* **Instructions to follow**: With nothing added or dropped, output every record below exactly.
========================================================================
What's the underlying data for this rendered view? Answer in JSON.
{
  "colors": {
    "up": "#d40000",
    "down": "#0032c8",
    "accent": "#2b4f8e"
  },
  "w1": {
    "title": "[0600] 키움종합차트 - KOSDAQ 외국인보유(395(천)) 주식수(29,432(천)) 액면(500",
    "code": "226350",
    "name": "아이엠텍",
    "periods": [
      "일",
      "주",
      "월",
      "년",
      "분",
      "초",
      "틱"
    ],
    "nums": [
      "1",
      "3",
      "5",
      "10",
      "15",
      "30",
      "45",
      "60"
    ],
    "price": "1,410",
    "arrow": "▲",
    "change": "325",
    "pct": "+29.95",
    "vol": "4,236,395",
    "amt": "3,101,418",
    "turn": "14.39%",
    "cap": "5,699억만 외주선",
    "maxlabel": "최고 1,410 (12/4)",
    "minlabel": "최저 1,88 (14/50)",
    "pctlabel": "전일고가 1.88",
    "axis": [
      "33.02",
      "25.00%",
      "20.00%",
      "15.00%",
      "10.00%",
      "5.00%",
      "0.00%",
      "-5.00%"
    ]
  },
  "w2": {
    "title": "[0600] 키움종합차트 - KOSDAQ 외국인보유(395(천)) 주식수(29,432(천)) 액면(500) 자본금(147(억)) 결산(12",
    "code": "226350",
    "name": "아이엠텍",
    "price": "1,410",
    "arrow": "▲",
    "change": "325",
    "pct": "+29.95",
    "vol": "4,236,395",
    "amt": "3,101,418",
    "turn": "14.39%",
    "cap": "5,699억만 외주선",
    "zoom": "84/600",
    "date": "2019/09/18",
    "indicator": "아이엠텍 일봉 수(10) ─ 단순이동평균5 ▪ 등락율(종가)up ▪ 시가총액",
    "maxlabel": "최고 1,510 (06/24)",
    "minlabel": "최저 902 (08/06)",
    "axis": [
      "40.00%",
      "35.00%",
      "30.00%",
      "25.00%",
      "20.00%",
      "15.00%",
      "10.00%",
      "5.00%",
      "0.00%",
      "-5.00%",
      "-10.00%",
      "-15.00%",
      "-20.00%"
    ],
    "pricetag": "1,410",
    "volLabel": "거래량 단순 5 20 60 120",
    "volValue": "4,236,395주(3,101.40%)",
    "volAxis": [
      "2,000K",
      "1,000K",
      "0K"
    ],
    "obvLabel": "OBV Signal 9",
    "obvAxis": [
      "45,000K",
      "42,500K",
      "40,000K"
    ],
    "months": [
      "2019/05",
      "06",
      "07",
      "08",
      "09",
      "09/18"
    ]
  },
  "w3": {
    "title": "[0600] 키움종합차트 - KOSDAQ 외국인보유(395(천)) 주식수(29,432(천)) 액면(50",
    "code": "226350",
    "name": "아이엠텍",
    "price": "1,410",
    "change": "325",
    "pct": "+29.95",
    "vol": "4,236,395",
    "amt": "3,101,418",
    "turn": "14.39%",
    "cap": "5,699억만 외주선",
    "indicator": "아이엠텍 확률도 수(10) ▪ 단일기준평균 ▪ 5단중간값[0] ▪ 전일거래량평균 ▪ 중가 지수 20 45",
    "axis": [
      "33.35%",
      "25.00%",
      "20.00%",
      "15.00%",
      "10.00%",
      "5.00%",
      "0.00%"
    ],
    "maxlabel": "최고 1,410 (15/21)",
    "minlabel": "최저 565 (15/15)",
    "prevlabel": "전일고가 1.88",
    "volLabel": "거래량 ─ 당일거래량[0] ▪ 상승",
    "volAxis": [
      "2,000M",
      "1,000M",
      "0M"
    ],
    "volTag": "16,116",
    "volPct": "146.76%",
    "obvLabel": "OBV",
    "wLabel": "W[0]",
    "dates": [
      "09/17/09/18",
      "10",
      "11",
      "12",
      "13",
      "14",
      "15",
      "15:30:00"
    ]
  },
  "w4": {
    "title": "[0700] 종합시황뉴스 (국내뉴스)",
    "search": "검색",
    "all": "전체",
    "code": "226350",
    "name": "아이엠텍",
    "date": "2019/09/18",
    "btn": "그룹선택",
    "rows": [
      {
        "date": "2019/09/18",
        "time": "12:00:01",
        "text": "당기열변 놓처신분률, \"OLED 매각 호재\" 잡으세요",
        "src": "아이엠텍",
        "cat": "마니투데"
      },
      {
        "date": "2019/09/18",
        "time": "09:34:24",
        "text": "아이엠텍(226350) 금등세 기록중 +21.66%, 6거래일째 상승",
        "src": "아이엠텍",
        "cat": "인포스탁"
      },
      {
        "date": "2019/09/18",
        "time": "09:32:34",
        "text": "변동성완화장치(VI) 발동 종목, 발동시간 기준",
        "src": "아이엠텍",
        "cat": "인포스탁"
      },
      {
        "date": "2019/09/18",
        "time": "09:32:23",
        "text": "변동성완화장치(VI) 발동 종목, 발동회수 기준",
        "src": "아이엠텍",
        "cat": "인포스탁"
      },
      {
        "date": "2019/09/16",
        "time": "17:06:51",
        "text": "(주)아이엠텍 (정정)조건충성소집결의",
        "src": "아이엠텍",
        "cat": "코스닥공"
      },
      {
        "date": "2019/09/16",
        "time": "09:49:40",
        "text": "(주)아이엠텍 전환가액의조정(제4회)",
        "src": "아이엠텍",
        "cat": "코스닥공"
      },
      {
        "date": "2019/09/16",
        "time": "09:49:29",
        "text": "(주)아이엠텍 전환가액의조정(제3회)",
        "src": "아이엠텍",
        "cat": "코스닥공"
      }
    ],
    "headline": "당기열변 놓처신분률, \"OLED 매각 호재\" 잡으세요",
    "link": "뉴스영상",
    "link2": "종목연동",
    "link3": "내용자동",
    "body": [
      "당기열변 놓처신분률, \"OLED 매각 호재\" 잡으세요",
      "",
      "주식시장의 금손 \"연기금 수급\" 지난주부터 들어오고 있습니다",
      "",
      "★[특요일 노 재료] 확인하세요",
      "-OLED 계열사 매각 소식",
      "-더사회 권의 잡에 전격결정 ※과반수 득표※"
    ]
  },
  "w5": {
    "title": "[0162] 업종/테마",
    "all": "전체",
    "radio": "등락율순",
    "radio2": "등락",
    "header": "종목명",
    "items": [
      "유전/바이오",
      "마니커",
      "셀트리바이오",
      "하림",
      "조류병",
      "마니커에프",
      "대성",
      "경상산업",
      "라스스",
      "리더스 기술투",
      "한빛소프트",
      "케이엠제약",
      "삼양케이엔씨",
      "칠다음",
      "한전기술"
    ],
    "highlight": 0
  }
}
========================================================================
* **Result for this task**:
What's the underlying data for this rendered view? Answer in JSON.
{
  "colors": {
    "up": "#d40000",
    "down": "#0032c8",
    "accent": "#2b4f8e"
  },
  "w1": {
    "title": "[0600] 키움종합차트 - KOSDAQ 외국인보유(395(천)) 주식수(29,432(천)) 액면(500",
    "code": "226350",
    "name": "아이엠텍",
    "periods": [
      "일",
      "주",
      "월",
      "년",
      "분",
      "초",
      "틱"
    ],
    "nums": [
      "1",
      "3",
      "5",
      "10",
      "15",
      "30",
      "45",
      "60"
    ],
    "price": "1,410",
    "arrow": "▲",
    "change": "325",
    "pct": "+29.95",
    "vol": "4,236,395",
    "amt": "3,101,418",
    "turn": "14.39%",
    "cap": "5,699억만 외주선",
    "maxlabel": "최고 1,410 (12/4)",
    "minlabel": "최저 1,88 (14/50)",
    "pctlabel": "전일고가 1.88",
    "axis": [
      "33.02",
      "25.00%",
      "20.00%",
      "15.00%",
      "10.00%",
      "5.00%",
      "0.00%",
      "-5.00%"
    ]
  },
  "w2": {
    "title": "[0600] 키움종합차트 - KOSDAQ 외국인보유(395(천)) 주식수(29,432(천)) 액면(500) 자본금(147(억)) 결산(12",
    "code": "226350",
    "name": "아이엠텍",
    "price": "1,410",
    "arrow": "▲",
    "change": "325",
    "pct": "+29.95",
    "vol": "4,236,395",
    "amt": "3,101,418",
    "turn": "14.39%",
    "cap": "5,699억만 외주선",
    "zoom": "84/600",
    "date": "2019/09/18",
    "indicator": "아이엠텍 일봉 수(10) ─ 단순이동평균5 ▪ 등락율(종가)up ▪ 시가총액",
    "maxlabel": "최고 1,510 (06/24)",
    "minlabel": "최저 902 (08/06)",
    "axis": [
      "40.00%",
      "35.00%",
      "30.00%",
      "25.00%",
      "20.00%",
      "15.00%",
      "10.00%",
      "5.00%",
      "0.00%",
      "-5.00%",
      "-10.00%",
      "-15.00%",
      "-20.00%"
    ],
    "pricetag": "1,410",
    "volLabel": "거래량 단순 5 20 60 120",
    "volValue": "4,236,395주(3,101.40%)",
    "volAxis": [
      "2,000K",
      "1,000K",
      "0K"
    ],
    "obvLabel": "OBV Signal 9",
    "obvAxis": [
      "45,000K",
      "42,500K",
      "40,000K"
    ],
    "months": [
      "2019/05",
      "06",
      "07",
      "08",
      "09",
      "09/18"
    ]
  },
  "w3": {
    "title": "[0600] 키움종합차트 - KOSDAQ 외국인보유(395(천)) 주식수(29,432(천)) 액면(50",
    "code": "226350",
    "name": "아이엠텍",
    "price": "1,410",
    "change": "325",
    "pct": "+29.95",
    "vol": "4,236,395",
    "amt": "3,101,418",
    "turn": "14.39%",
    "cap": "5,699억만 외주선",
    "indicator": "아이엠텍 확률도 수(10) ▪ 단일기준평균 ▪ 5단중간값[0] ▪ 전일거래량평균 ▪ 중가 지수 20 45",
    "axis": [
      "33.35%",
      "25.00%",
      "20.00%",
      "15.00%",
      "10.00%",
      "5.00%",
      "0.00%"
    ],
    "maxlabel": "최고 1,410 (15/21)",
    "minlabel": "최저 565 (15/15)",
    "prevlabel": "전일고가 1.88",
    "volLabel": "거래량 ─ 당일거래량[0] ▪ 상승",
    "volAxis": [
      "2,000M",
      "1,000M",
      "0M"
    ],
    "volTag": "16,116",
    "volPct": "146.76%",
    "obvLabel": "OBV",
    "wLabel": "W[0]",
    "dates": [
      "09/17/09/18",
      "10",
      "11",
      "12",
      "13",
      "14",
      "15",
      "15:30:00"
    ]
  },
  "w4": {
    "title": "[0700] 종합시황뉴스 (국내뉴스)",
    "search": "검색",
    "all": "전체",
    "code": "226350",
    "name": "아이엠텍",
    "date": "2019/09/18",
    "btn": "그룹선택",
    "rows": [
      {
        "date": "2019/09/18",
        "time": "12:00:01",
        "text": "당기열변 놓처신분률, \"OLED 매각 호재\" 잡으세요",
        "src": "아이엠텍",
        "cat": "마니투데"
      },
      {
        "date": "2019/09/18",
        "time": "09:34:24",
        "text": "아이엠텍(226350) 금등세 기록중 +21.66%, 6거래일째 상승",
        "src": "아이엠텍",
        "cat": "인포스탁"
      },
      {
        "date": "2019/09/18",
        "time": "09:32:34",
        "text": "변동성완화장치(VI) 발동 종목, 발동시간 기준",
        "src": "아이엠텍",
        "cat": "인포스탁"
      },
      {
        "date": "2019/09/18",
        "time": "09:32:23",
        "text": "변동성완화장치(VI) 발동 종목, 발동회수 기준",
        "src": "아이엠텍",
        "cat": "인포스탁"
      },
      {
        "date": "2019/09/16",
        "time": "17:06:51",
        "text": "(주)아이엠텍 (정정)조건충성소집결의",
        "src": "아이엠텍",
        "cat": "코스닥공"
      },
      {
        "date": "2019/09/16",
        "time": "09:49:40",
        "text": "(주)아이엠텍 전환가액의조정(제4회)",
        "src": "아이엠텍",
        "cat": "코스닥공"
      },
      {
        "date": "2019/09/16",
        "time": "09:49:29",
        "text": "(주)아이엠텍 전환가액의조정(제3회)",
        "src": "아이엠텍",
        "cat": "코스닥공"
      }
    ],
    "headline": "당기열변 놓처신분률, \"OLED 매각 호재\" 잡으세요",
    "link": "뉴스영상",
    "link2": "종목연동",
    "link3": "내용자동",
    "body": [
      "당기열변 놓처신분률, \"OLED 매각 호재\" 잡으세요",
      "",
      "주식시장의 금손 \"연기금 수급\" 지난주부터 들어오고 있습니다",
      "",
      "★[특요일 노 재료] 확인하세요",
      "-OLED 계열사 매각 소식",
      "-더사회 권의 잡에 전격결정 ※과반수 득표※"
    ]
  },
  "w5": {
    "title": "[0162] 업종/테마",
    "all": "전체",
    "radio": "등락율순",
    "radio2": "등락",
    "header": "종목명",
    "items": [
      "유전/바이오",
      "마니커",
      "셀트리바이오",
      "하림",
      "조류병",
      "마니커에프",
      "대성",
      "경상산업",
      "라스스",
      "리더스 기술투",
      "한빛소프트",
      "케이엠제약",
      "삼양케이엔씨",
      "칠다음",
      "한전기술"
    ],
    "highlight": 0
  }
}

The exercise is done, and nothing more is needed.